News comes from researchers at Northwestern University, Chicago, Illinois. Researchers in the Auditory Neuroscience Lab found that older musicians had better neural response time to key acoustic features
News comes from researchers at Northwestern University, Chicago, Illinois. Researchers in the Auditory Neuroscience Lab found that older musicians had better neural response time to key acoustic features, elements that are important for speech perception, than non-musicians. Their conclusion was that the reduction in neural precision and auditory processing times, which are observed to be related to age, is often lessened in those who have been or are involved with music and music training - especially if it had been since childhood, but even if started late in life.
Researchers Alexandra Parbery-Clark, Samira Anderson, Emily Hittner and Nina Kraus found that musical experience and training counteracts the effects of ageing on neural encoding, following a study involving 87 subjects, young and old, musicians and non-musicians. They didn't find that there was no degradation with age, but that it was reduced in those with a life-long habit of involvement with musical performance and study.

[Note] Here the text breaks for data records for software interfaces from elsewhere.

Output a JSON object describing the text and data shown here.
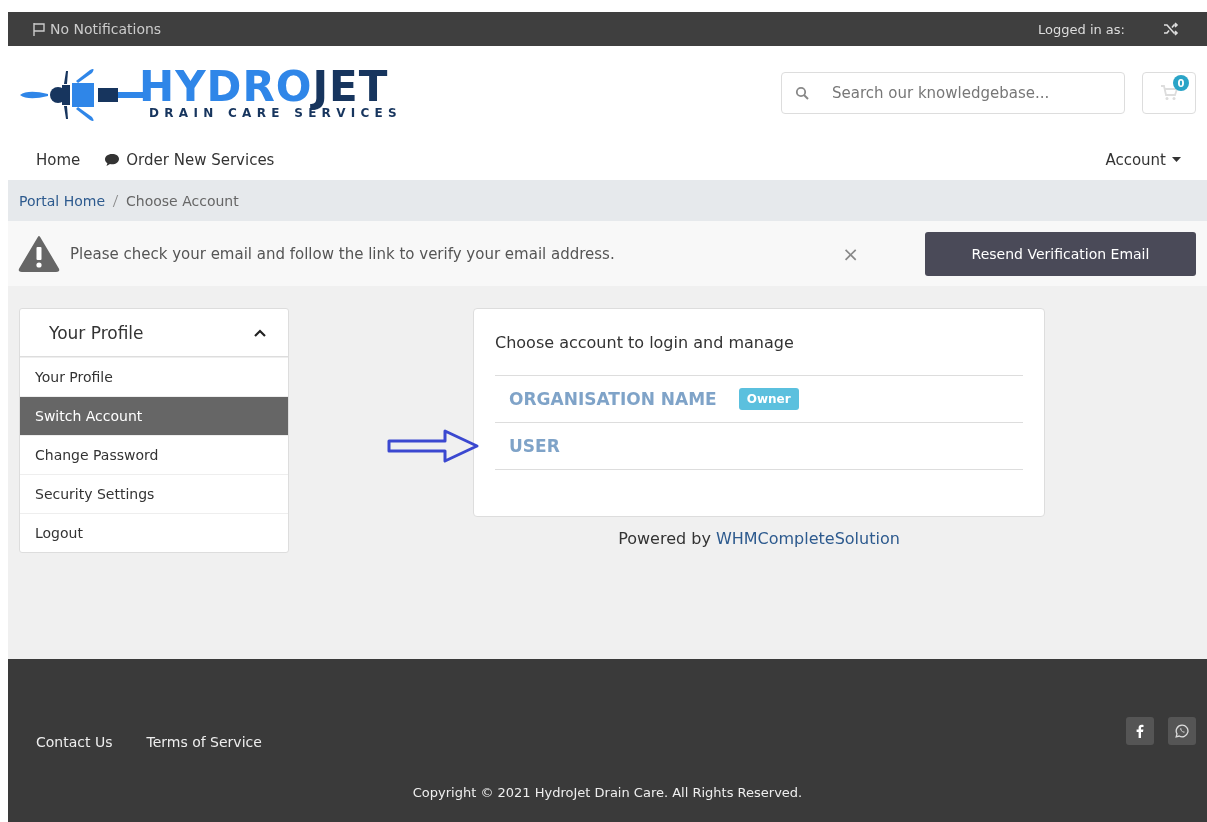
{
  "top_bar": {
    "notifications": "No Notifications",
    "logged_in": "Logged in as:"
  },
  "logo": {
    "word_light": "HYDRO",
    "word_dark": "JET",
    "tagline": "DRAIN CARE SERVICES"
  },
  "search": {
    "placeholder": "Search our knowledgebase..."
  },
  "cart": {
    "count": "0"
  },
  "nav": {
    "items": [
      {
        "label": "Home",
        "kind": "plain"
      },
      {
        "label": "Order New Services",
        "kind": "chat"
      }
    ],
    "account": "Account"
  },
  "breadcrumb": [
    {
      "label": "Portal Home",
      "kind": "link"
    },
    {
      "label": "Choose Account",
      "kind": "current"
    }
  ],
  "alert": {
    "message": "Please check your email and follow the link to verify your email address.",
    "close": "×",
    "button": "Resend Verification Email"
  },
  "sidebar": {
    "title": "Your Profile",
    "expanded": true,
    "items": [
      {
        "label": "Your Profile",
        "selected": false
      },
      {
        "label": "Switch Account",
        "selected": true
      },
      {
        "label": "Change Password",
        "selected": false
      },
      {
        "label": "Security Settings",
        "selected": false
      },
      {
        "label": "Logout",
        "selected": false
      }
    ]
  },
  "accounts": {
    "heading": "Choose account to login and manage",
    "items": [
      {
        "name": "ORGANISATION NAME",
        "badge": "Owner",
        "pointed": false
      },
      {
        "name": "USER",
        "pointed": true
      }
    ]
  },
  "powered": {
    "prefix": "Powered by",
    "link": "WHMCompleteSolution"
  },
  "footer": {
    "links": [
      "Contact Us",
      "Terms of Service"
    ],
    "copyright": "Copyright © 2021 HydroJet Drain Care. All Rights Reserved."
  }
}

They concluded that musical experience had a powerful impact on the ageing nervous system, but without being able to determine how this effect was produced.
A couple of years ago, an article in The Sunday Times - which we hope to report on in more detail at another time - described how extreme sports was greatly advantageous for what the article called the "Silver Set" in having the potential of boosting their mental abilities as opposed to the general trend of experiencing ones mental abilities declining with age.
If one accepts the findings of both of these examples it begs the question of whether, as with muscle wastage - reported in our article "Exercise and Lean Muscle Mass" - there is much about many of the effects of the ageing process that is more related to lack of use rather than the ageing process itself.